Thus, let us strap on our hiking boots and clothe ourselves in a deep confidence and trust in God. Let us allow him to lead us through these mountains as we allow him to conform us to the image of his Son. Then we can say with St. Paul in his letter to the Galatians:

I have been crucified with Christ; it is no longer I who live, but Christ who lives in me; and the life I now live in the flesh I live by faith in the Son of God, who loved me and gave himself for me. (Galatians 2:20)

Tuesday, July 24, 2007


Got back to home after quite a marathon: missed flight (not my fault) and lost luggage. Travel is always an adventure!

The trip back to Idaho was such a blessing! It was so good to see friends and family. Words cannot express the depths of gratitude I feel to all who participated in the activities and in supporting us. The generosity and support of the people of Holy Apostles is amazing!! I am so grateful to be able to touch base with so many. Please know that we are praying for all of you.

I am equally grateful to be back with my family and to the place that God has so much in store for us. Funny, I felt more comfortable in a place where I couldn't understand the language than in the place where I could.

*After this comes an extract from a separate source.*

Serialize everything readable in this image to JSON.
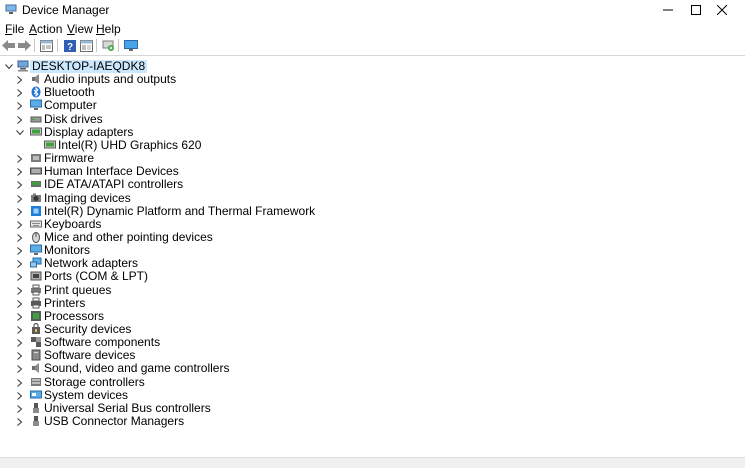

I want to thank the "Friends of Mike Lee" committee that put the whole week together: Carol and Brent Brown, Kurt and Edwina Barats, and Bob and Connie Mortensen. A special thanks to Tricia Hendrickson for the hike to the Cross and the music for praise in the park. Also, thanks to all the musicians that showed up to play at the park. Thanks for your gifts!! Thanks to Father Len and Holy Apostles Church for letting come and speak on Monday night. I hope to have the recording available to download soon. Last but not least, to all of the "Friends of Mike Lee" that have blessed us with their prayers, time, and money. May God bless all of you abundantly with his love and mercy. I only hope that we can give as much to the Universal Church as you have given us!!

We love you!

Friday, July 06, 2007

Schedule of events...

Here is the announcements from

Mike is coming to town!

Thanks to a generous donation of a round trip ticket, Mike is able to come spend a week with his supporters! Please feel free to come join Mike at any or all of these events!

Fundraising Barbeque
Saturday, July 14th 6 p.m.
In honor of Austria's lack of beef, come eat a burger for Mike. Event location is 4190 Columbine Street in Boise. Donations are gratefully accepted. Please RSVP by July 12th to 658-4491.

Teaching by Mike
Monday, July 16th 7 p.m.
Come listen to Mike on Monday evening as he presents "Prepare the way of the Lord, make His paths straight." Holy Apostles Dining Room

Hike for Mike
Thursday, July 19th 7 p.m.
Join us as we hike up to Table Rock for a short prayer service. Meet at 7p.m. in the parking lot behind the Bishop's House off Penitentiary Road. Please bring a water bottle and wear comfortable shoes to hike. Non-walkers welcome, contact Tricia at 440-3639 for carpool arrangements.

Praise in the Park
Friday, July 20th 7 p.m.
Everyone come as you are to worship God and bid farewell to Mike. This praise and worship event will be held at Guerber Park at 2200 Hill Road in Eagle. An interactive water feature is available for the kids, so dress them accordingly. If you are a musician that would like to accompany, please contact Tricia at 440-3639.

Wednesday, July 04, 2007

Happy 4th!!

It is always an amazing thing to celebrate a holiday such as this here. Rained like the dickens all day, but we were able to put together a BBQ under an awning. All the Europeans were bugging us to have a party. Let's see there were: Brits, Irish, Scottish, Romanians, Luxembourgers, Polish, and Austrians there today. In fact, there were many more Brits that any other nationality. I had to tease them about us kickin' their &#@^%*&%&* out of America. :-) They wore their red, white, and blue today. It was a blast even without the fireworks.

God Bless America!